Fan attendance has slowly decreased over the last five years, and it may not be the end of the world. In fact teams might be capitalizing on this, after all, it’s not that people don’t care about sports any less than they did in 2010, its just that people are choosing the warmth of their living room and the convenience of their tablet. So where is the silver lining in this? T.V. contracts. Yes, it is no secret how much leagues are making off of these deals; in fact, it’s very public information. So how much are poor turnouts really hurting sports? Because with every person that chooses to stay at home to watch a game, the more the cable providers are willing to pay for the rights to broadcast. Teams are capitalizing on the attendance decrease by negotiating massive TV rights.
Let's first take a look at the NBA whom last year, struck up a $24 billion deal with ESPN and TNT. In the past 4 years, the NBA has also seen a decline in total fan attendance.
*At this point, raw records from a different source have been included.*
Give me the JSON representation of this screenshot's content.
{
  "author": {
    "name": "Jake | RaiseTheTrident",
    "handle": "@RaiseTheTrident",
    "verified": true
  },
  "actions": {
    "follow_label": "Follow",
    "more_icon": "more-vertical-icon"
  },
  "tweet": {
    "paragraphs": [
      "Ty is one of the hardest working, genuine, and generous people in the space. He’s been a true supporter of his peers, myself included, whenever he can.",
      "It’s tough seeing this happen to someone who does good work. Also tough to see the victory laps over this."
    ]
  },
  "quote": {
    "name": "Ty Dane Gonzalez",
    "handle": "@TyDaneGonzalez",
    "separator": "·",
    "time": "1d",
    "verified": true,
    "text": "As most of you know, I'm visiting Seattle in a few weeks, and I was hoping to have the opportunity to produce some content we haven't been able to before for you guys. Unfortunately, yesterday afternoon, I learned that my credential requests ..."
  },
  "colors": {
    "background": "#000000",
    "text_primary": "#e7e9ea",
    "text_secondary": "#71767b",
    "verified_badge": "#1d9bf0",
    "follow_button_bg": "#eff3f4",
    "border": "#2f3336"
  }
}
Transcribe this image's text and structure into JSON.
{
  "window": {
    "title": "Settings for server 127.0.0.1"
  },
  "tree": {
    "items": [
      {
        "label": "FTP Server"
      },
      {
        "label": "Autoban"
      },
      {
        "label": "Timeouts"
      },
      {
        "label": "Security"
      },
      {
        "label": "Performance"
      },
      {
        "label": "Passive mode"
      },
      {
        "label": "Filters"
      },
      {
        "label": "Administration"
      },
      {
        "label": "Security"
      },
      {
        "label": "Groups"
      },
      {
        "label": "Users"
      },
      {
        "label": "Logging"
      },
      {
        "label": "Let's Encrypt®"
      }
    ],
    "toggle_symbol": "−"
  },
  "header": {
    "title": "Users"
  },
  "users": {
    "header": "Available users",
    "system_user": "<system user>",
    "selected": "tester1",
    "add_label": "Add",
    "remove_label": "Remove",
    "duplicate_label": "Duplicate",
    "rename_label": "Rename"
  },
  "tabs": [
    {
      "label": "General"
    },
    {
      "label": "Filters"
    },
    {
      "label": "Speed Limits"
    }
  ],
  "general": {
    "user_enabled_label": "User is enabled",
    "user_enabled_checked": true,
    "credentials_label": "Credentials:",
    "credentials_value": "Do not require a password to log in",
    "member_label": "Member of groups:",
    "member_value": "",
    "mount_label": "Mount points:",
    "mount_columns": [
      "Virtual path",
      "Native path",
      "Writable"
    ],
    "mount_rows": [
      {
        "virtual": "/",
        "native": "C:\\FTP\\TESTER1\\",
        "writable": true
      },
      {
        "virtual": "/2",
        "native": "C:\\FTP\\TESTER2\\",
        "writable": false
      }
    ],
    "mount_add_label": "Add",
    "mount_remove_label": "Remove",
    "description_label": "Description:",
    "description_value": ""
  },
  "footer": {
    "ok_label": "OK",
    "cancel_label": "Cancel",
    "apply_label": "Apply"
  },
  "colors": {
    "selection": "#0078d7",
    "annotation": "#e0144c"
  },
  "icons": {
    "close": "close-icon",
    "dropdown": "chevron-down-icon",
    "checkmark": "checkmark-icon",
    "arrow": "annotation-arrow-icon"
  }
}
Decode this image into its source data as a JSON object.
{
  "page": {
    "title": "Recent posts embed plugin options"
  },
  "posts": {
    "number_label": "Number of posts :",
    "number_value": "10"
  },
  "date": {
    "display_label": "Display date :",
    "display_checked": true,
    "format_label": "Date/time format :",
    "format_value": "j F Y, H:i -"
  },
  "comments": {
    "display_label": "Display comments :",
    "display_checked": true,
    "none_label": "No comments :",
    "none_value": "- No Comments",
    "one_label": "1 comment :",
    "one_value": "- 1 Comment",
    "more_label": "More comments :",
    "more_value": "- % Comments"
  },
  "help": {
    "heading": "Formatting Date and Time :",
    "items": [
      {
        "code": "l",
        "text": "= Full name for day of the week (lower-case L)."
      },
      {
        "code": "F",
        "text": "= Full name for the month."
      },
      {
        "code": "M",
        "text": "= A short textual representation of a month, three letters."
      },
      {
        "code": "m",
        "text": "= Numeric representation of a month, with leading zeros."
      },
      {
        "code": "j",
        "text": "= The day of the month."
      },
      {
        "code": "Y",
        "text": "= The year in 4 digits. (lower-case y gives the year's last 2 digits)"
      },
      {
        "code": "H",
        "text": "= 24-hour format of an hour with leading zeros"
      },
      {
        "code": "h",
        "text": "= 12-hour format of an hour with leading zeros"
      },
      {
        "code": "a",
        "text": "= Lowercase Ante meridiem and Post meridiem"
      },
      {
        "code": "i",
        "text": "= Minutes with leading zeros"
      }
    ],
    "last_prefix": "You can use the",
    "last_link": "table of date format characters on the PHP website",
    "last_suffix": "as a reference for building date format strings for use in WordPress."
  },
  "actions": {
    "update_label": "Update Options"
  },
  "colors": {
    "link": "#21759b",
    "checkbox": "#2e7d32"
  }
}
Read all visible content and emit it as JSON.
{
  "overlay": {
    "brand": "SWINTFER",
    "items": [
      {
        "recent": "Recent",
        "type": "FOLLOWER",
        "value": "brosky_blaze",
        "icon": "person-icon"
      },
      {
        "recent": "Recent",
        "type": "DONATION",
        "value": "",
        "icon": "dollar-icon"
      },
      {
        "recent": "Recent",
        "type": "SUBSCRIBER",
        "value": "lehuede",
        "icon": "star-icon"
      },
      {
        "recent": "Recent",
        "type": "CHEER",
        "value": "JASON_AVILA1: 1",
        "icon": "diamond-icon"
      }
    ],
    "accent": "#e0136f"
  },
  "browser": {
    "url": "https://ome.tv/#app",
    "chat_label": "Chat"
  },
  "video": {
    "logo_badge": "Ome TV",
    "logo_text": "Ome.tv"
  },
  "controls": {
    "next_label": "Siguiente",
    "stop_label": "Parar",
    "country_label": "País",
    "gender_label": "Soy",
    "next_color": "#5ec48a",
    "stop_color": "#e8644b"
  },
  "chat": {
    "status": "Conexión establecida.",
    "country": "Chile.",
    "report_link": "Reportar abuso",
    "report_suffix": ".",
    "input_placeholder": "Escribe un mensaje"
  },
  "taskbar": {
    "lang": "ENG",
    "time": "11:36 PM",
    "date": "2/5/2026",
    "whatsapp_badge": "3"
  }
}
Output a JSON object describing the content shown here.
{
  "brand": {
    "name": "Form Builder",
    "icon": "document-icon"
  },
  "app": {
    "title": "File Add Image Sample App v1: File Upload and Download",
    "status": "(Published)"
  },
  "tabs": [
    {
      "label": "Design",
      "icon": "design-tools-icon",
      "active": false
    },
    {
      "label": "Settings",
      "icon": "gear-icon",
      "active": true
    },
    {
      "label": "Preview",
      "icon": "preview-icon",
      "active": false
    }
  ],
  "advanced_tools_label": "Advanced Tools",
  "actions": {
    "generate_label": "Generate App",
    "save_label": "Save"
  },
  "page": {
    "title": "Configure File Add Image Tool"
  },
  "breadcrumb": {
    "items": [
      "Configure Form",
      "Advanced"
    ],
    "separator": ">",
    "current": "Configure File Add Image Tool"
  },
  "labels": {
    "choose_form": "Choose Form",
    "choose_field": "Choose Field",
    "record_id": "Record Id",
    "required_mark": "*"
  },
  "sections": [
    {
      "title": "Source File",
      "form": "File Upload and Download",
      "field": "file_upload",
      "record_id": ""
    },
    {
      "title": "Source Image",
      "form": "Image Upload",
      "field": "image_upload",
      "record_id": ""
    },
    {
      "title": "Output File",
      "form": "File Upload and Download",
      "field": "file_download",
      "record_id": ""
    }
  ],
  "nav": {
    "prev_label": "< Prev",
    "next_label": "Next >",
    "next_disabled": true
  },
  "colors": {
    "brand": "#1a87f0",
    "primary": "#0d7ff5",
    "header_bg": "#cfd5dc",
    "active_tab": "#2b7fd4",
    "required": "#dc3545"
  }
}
Look closely at the total number of games attended, and more specifically, at the number who attended 4 or more games. While total number may only be a slight decrease from 2011, it is the 4+ category that has seen the largest decline.
This category generally represents season ticket holders. I view the decrease as an indication that customers are not seeing the value of a season ticket. But money does not lie, as there is clearly still value to the NBA, even now more than ever. The difference is, the money is pointing at in-home and online viewership, where sponsors can capture more advertising time to a larger audience.
The NBA is not the only market that has seen a hit to fan attendance. We have seen that a decline in college football and basketball attendance has been steady in the last half decade. Numbers indicate that football is down 2.2%.
But does that really matter? Because schools are bringing in more revenue than they have ever seen. ESPN is currently paying upwards of $470,000,000 for the rights to the college football playoffs each year, and CBS has locked in the NCAA tournament over the next 14 years to the tune of $14 billion. So should we really be hitting the panic button just yet? CBS and ESPN clearly believe that the market is not disappearing, it’s merely shifting. Take the Alabama vs. Wisconsin game, where only 40,000 tickets were purchased for the 85,000-seat venue. People are choosing to stay home, and ESPN is fine with that.
So this isn’t to say that one day we’re going to watch a world series on TV being played in front of an empty stadium, or that a packed out Bryant Denny isn’t every bit worth the $500 you may drop on a ticket. The feeling of being in a crowd for the biggest game of the year can not be replaced, but for the ones in between, maybe we will find that sweet spot where teams can maximize value of the ticket in the same universe they can maximize the value of their TV contracts.
This blog post was written by Brandon Hazouri.